We got the case from left luggage, 39-year-old Davide running and skipping along the passageway like a 9-year-old, and then we were at the platform. I filled the water bottle from a classy gold art deco water fountain there on the platform — that’s Rome, you know? Filthy, but wonders of elegance as well.
The trains was on the platform. Davide was being thrown out of his current apartment and he wasn’t sure where to go next, and we’d just spend the past two weeks living as intimately as only the impoverished or the adventuring do — sharing a room, a sink, our days, a laptop — and he’d really come through in taking care of the Jam and her papers, so there on the platform it was quite a little parting, even as I was impatient to get back home to my comforts and setup.

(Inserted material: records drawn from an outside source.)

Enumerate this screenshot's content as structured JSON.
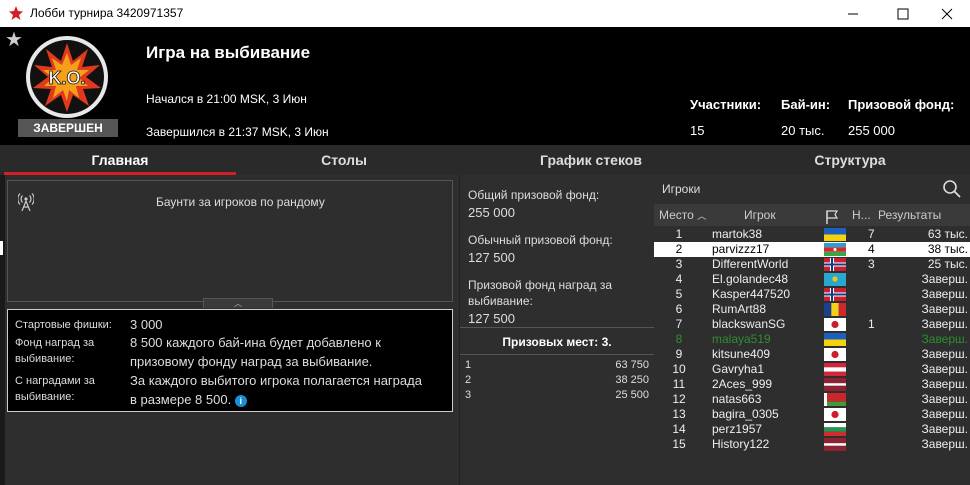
{
  "window": {
    "title": "Лобби турнира 3420971357",
    "minimize_icon": "minimize-icon",
    "maximize_icon": "maximize-icon",
    "close_icon": "close-icon"
  },
  "header": {
    "favorite_icon": "star-icon",
    "logo_text": "K.O.",
    "status_badge": "ЗАВЕРШЕН",
    "tournament_name": "Игра на выбивание",
    "started": "Начался в 21:00 MSK, 3 Июн",
    "finished": "Завершился в 21:37 MSK, 3 Июн",
    "participants_label": "Участники:",
    "participants_value": "15",
    "buyin_label": "Бай-ин:",
    "buyin_value": "20 тыс.",
    "prizepool_label": "Призовой фонд:",
    "prizepool_value": "255 000"
  },
  "tabs": [
    {
      "label": "Главная",
      "active": true
    },
    {
      "label": "Столы",
      "active": false
    },
    {
      "label": "График стеков",
      "active": false
    },
    {
      "label": "Структура",
      "active": false
    }
  ],
  "description": {
    "icon": "broadcast-antenna-icon",
    "text": "Баунти за игроков по рандому",
    "collapse_icon": "chevron-up-icon"
  },
  "info": {
    "rows": [
      {
        "label": "Стартовые фишки:",
        "value": "3 000"
      },
      {
        "label": "Фонд наград за выбивание:",
        "value": "8 500 каждого бай-ина будет добавлено к призовому фонду наград за выбивание."
      },
      {
        "label": "С наградами за выбивание:",
        "value": "За каждого выбитого игрока полагается награда в размере 8 500."
      }
    ],
    "info_icon": "info-icon"
  },
  "prize": {
    "total_label": "Общий призовой фонд:",
    "total_value": "255 000",
    "regular_label": "Обычный призовой фонд:",
    "regular_value": "127 500",
    "bounty_label": "Призовой фонд наград за выбивание:",
    "bounty_value": "127 500",
    "paid_places": "Призовых мест: 3.",
    "payouts": [
      {
        "place": "1",
        "amount": "63 750"
      },
      {
        "place": "2",
        "amount": "38 250"
      },
      {
        "place": "3",
        "amount": "25 500"
      }
    ]
  },
  "players": {
    "search_placeholder": "Игроки",
    "search_icon": "magnifier-icon",
    "columns": {
      "place": "Место",
      "sort_icon": "sort-ascending-icon",
      "name": "Игрок",
      "flag_icon": "flag-icon",
      "ko": "Н...",
      "results": "Результаты"
    },
    "rows": [
      {
        "place": "1",
        "name": "martok38",
        "flag": "Украина",
        "ko": "7",
        "result": "63 тыс.",
        "state": "normal"
      },
      {
        "place": "2",
        "name": "parvizzz17",
        "flag": "Азербайджан",
        "ko": "4",
        "result": "38 тыс.",
        "state": "selected"
      },
      {
        "place": "3",
        "name": "DifferentWorld",
        "flag": "Норвегия",
        "ko": "3",
        "result": "25 тыс.",
        "state": "normal"
      },
      {
        "place": "4",
        "name": "El.golandec48",
        "flag": "Казахстан",
        "ko": "",
        "result": "Заверш.",
        "state": "normal"
      },
      {
        "place": "5",
        "name": "Kasper447520",
        "flag": "Норвегия",
        "ko": "",
        "result": "Заверш.",
        "state": "normal"
      },
      {
        "place": "6",
        "name": "RumArt88",
        "flag": "Румыния",
        "ko": "",
        "result": "Заверш.",
        "state": "normal"
      },
      {
        "place": "7",
        "name": "blackswanSG",
        "flag": "Япония",
        "ko": "1",
        "result": "Заверш.",
        "state": "normal"
      },
      {
        "place": "8",
        "name": "malaya519",
        "flag": "Украина",
        "ko": "",
        "result": "Заверш.",
        "state": "eliminated"
      },
      {
        "place": "9",
        "name": "kitsune409",
        "flag": "Япония",
        "ko": "",
        "result": "Заверш.",
        "state": "normal"
      },
      {
        "place": "10",
        "name": "Gavryha1",
        "flag": "Австрия",
        "ko": "",
        "result": "Заверш.",
        "state": "normal"
      },
      {
        "place": "11",
        "name": "2Aces_999",
        "flag": "Латвия",
        "ko": "",
        "result": "Заверш.",
        "state": "normal"
      },
      {
        "place": "12",
        "name": "natas663",
        "flag": "Беларусь",
        "ko": "",
        "result": "Заверш.",
        "state": "normal"
      },
      {
        "place": "13",
        "name": "bagira_0305",
        "flag": "Япония",
        "ko": "",
        "result": "Заверш.",
        "state": "normal"
      },
      {
        "place": "14",
        "name": "perz1957",
        "flag": "Болгария",
        "ko": "",
        "result": "Заверш.",
        "state": "normal"
      },
      {
        "place": "15",
        "name": "History122",
        "flag": "Латвия",
        "ko": "",
        "result": "Заверш.",
        "state": "normal"
      }
    ]
  },
  "colors": {
    "accent": "#d21e25",
    "eliminated": "#2f8f2f",
    "info": "#1a8fd6"
  }
}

In the carriage next to the door were some fine young lassies, and Davide was saying he wouldn’t mind coming on the train as well for the journey. But alas and alack, the train tickets seem to be distributed according to the sexes, and my seat was in a carriage with four other grown men, one of whom was already sprawled out adamantly and snoring, while I sat closest to the corridor opposite a greying man in an anorak who was trying to sleep curled up. Awful, awful. I sat with the Jam out in the corridor for a while on those ghastly fold-down seats, then I tried the standing area between the carriages, but they were cold and noisy and reeked either of the toilet or cigarette smoke. So I remembered the lesson from long-haul flights to Asia while working for Amdocs and sat straight up in my chair and settled down that way, listening to music in my mp3/ogg player for a while, the Jam half under my feet and half under the seat of the guy in front. A miserable geezer came by with the miserable trolley and I bought a Coke and enjoyed it immensely. And we slept, and it was reasonably comfortable, and soon enough it was 5:30am or so, and the train was approaching Milan.
To be continued, it seems!
Tony Blair and the Four-State Vision